|The viewing area|
|The processing area.|
|Some information for the self -guided tour of the factory. The viewing area had several boards like these.|
|The pressed cheese getting sealed and moved towards the ageing chamber.|
|I believe these are the 40-pound loaves.|
|Cheese on the way to the ageing chambers.|
|These must be Tillamook’s ‘Baby loaves.’|
|Inspection area, I believe.|
|Look at all that cheese. This definitely is the cheesiest place I’ve been to. 😀|
I had gone in hoping to see the initial part of the cheese making: that of the
milk being turned into cheese just as I had seen in the video on the cheese
factory’s site. Not being able to see that was a bit disappointing. I also wish
we could have gotten a glimpse of the ageing room. Even pictures of the room should have been enough. Anyway, I returned happy that I got to learn of the steps of the cheese-making process
and also all about that cheese company called Tillamook.
Did you know that Tillamook Cheese Factory is a co-operative?

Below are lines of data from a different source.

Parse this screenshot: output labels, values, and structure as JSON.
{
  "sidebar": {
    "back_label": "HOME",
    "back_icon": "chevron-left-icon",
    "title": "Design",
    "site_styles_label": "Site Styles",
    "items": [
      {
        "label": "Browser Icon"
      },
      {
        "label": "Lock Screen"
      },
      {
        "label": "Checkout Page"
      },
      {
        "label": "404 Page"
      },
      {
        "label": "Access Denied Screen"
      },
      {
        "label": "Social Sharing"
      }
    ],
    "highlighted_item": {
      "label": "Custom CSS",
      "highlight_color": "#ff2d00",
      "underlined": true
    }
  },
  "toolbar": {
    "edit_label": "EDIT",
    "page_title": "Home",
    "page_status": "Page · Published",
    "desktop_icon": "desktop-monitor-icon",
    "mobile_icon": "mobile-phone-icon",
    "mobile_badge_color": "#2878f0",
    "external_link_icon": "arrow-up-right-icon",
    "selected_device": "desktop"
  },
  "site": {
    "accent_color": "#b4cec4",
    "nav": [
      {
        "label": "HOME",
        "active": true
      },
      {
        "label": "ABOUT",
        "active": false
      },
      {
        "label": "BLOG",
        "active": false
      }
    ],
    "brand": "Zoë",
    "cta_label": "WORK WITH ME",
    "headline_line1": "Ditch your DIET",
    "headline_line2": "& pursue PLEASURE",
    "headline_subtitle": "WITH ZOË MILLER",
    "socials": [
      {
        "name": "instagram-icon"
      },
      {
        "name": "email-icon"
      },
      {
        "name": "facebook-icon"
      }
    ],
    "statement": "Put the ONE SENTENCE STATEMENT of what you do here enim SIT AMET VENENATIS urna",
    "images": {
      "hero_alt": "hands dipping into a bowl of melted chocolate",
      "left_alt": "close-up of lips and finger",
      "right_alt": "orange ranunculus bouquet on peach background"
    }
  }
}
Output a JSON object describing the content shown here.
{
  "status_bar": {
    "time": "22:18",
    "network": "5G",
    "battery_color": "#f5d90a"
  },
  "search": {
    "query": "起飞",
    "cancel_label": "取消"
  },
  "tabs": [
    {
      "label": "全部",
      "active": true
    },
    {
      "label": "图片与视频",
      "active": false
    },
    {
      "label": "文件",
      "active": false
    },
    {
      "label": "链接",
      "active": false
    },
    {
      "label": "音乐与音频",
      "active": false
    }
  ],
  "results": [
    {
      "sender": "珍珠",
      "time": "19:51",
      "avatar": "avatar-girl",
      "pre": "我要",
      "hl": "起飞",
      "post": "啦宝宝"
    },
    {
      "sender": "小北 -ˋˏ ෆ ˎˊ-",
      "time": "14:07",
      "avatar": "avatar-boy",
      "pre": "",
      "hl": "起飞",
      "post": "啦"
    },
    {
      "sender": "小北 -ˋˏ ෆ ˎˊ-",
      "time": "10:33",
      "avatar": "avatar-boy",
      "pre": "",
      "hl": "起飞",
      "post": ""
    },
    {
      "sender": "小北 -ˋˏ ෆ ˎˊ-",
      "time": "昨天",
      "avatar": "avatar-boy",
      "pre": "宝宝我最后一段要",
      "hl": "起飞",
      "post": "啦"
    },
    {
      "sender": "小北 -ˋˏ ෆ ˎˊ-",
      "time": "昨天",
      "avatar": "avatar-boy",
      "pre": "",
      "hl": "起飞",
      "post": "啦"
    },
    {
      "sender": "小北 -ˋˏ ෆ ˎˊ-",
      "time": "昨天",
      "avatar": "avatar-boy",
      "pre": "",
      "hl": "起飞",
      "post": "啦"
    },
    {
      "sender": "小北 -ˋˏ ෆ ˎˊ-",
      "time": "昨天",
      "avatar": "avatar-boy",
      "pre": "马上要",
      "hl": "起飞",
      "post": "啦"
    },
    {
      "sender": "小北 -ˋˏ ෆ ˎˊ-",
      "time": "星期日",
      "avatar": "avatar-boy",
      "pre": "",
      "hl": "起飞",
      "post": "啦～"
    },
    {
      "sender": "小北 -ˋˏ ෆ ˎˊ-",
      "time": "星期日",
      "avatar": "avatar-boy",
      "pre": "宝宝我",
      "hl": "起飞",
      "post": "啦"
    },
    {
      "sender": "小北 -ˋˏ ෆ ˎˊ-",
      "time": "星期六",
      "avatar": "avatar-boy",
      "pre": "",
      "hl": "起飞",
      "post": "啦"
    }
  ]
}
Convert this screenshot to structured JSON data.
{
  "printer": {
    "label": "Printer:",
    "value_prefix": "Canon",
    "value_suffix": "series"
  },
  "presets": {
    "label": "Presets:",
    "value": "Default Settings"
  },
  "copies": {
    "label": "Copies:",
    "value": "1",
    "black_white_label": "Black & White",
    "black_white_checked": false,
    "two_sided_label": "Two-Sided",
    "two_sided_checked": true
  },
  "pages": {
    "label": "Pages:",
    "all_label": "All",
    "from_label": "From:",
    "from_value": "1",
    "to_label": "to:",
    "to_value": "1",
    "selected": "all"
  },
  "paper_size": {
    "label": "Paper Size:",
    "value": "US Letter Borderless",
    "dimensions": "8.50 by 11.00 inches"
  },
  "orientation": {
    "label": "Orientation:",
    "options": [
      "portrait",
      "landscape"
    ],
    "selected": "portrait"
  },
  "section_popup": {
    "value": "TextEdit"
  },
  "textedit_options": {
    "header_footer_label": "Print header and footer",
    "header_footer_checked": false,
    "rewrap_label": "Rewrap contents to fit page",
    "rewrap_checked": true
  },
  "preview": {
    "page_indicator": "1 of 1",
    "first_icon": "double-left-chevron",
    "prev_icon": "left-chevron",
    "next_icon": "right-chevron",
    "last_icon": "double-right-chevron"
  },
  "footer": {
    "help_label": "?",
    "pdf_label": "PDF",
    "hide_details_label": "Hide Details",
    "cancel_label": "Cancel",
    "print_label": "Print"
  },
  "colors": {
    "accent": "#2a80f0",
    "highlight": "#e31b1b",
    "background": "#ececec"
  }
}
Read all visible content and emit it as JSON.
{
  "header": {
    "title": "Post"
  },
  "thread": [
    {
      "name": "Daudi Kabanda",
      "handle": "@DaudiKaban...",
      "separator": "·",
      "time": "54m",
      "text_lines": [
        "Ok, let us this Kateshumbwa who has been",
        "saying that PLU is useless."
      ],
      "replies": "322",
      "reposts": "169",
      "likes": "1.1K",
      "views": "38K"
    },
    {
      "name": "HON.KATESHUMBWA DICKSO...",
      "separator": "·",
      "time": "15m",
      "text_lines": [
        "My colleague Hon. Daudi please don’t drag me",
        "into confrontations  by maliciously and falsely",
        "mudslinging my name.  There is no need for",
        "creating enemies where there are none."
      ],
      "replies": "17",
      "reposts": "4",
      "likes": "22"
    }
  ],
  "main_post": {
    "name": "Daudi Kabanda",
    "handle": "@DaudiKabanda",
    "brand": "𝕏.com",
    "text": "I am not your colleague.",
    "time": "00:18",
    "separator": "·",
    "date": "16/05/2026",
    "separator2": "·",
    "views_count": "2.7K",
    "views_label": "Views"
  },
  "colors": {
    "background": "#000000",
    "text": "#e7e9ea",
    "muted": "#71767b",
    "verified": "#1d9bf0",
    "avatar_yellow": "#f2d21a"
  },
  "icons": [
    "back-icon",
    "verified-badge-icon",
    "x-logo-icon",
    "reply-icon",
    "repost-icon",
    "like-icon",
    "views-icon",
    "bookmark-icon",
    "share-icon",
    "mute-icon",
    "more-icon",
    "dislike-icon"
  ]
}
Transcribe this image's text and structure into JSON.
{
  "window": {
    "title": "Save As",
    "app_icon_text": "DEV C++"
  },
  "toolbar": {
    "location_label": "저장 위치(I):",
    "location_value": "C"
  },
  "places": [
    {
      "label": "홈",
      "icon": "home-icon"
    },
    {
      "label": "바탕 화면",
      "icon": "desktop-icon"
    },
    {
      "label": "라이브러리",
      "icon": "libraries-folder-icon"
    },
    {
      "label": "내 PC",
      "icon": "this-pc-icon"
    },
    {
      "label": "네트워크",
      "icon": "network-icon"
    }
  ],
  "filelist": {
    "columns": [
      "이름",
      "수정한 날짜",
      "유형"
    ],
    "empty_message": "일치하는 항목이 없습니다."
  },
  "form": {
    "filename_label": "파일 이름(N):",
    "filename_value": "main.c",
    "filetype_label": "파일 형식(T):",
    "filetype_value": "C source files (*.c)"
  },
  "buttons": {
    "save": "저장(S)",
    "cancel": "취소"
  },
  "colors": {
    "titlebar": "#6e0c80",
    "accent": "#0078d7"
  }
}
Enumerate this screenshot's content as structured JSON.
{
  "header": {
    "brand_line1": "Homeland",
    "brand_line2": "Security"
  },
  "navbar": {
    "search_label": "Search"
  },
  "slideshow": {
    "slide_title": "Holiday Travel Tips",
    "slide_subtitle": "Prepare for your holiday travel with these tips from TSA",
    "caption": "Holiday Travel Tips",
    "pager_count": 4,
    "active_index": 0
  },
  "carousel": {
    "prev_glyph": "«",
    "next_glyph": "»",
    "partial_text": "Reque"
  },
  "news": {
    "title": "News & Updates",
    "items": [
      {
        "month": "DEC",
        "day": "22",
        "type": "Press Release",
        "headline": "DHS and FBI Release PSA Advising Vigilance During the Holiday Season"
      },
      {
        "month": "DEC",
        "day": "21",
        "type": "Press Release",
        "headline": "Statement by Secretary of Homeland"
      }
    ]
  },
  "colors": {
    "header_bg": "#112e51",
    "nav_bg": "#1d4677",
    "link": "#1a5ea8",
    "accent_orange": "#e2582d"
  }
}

Tillamook Chese factory is owned and run by the people who own the farms in the area, and rear the cows that
call Tillamook county home.
If you’d like to visit Tillamook Cheese Factory:
- You might want to save this plan for those rainy days. Since the cheese factory tour happens indoors, the rains of the Pacific Northwest will not play spoilsport.
- The Cheese Factory has a store attached to it so if you like any of the cheeses you tasted, you know where to pick it up before you leave Tillamook.
- You can find food here. There is a cafe at the Cheese Factory — the Creamery Cafe.
- You can even taste some Tillamook ice cream here. It is not part of the factory tour, so you will have to buy it separately.